The drug, currently used in more than half of the abortions in the U.S., blocks a hormone that fertilized eggs need in order to stick to the uterine lining. What they found was a dormant Victorian-era curiosity that was used generations ago to ban everything from pornography to fine art.

While nobody has yet attempted to use the Comstock Act as a mechanism for banning the interstate shipment of sexually explicit magazines and books or for blocking any of the pornography sites on today's internet, it has been revived by anti-abortion groups and states looking to prevent the interstate shipment of mifepristone.


Comstock's Brand New Fight

Yes, Anthony Comstock probably would have been very uncomfortable with the state of affairs (pun not intended) here on Earth today, but he would definitely relish the way in which his passion project has been reanimated, over a century after his death.

Although the reversal of Roe v. Wade ended the right to abortions for all Americans, the Supreme Court left the decision of whether to permit abortions to each state.


Texas, for instance, banned most abortions immediately after the Supreme Court ruling, but in other states both in-clinic and abortion by pill remain completely legal.

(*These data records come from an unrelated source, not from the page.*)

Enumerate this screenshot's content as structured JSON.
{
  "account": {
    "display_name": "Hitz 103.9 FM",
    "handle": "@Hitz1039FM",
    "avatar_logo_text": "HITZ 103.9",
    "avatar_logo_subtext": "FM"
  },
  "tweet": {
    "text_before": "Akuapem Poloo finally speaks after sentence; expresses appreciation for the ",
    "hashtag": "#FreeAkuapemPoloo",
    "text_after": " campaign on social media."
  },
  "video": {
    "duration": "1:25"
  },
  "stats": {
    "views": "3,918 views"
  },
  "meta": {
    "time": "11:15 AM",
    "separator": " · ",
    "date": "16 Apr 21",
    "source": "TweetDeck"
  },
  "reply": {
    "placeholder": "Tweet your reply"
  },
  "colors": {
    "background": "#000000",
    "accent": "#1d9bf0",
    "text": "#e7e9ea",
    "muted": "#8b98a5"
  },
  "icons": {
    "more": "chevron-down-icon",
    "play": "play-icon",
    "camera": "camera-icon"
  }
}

And though abortion clinics provide services in nearby New Mexico, anyone can order mifepristone through the mail.

The Comstock Act contains language prohiniting the mailing of "any article or thing designed or intended for the prevention of conception or procuring of an abortion," and in February 2023, 20 Republican lawmakers used the Act in letters written to CVS and Walgreens pharmacies, threatening them with legal action if they began distributing mifepristone. In April of 2023, a district court judge in Texas ordered a hold on federal approval of mifepristone, citing the Comstock Act in his opinion.

There's no telling whether the Comstock Act is strong enough to stand up to 21st- century American politics and only time will tell what ultimate influence it will have. The Justice Department clarified in early January that the Comstock Act does not prohibit the mailing of abortion pills "where the sender lacks the intent that the recipient of the drugs will use them unlawfully," so the fight will continue in the courts.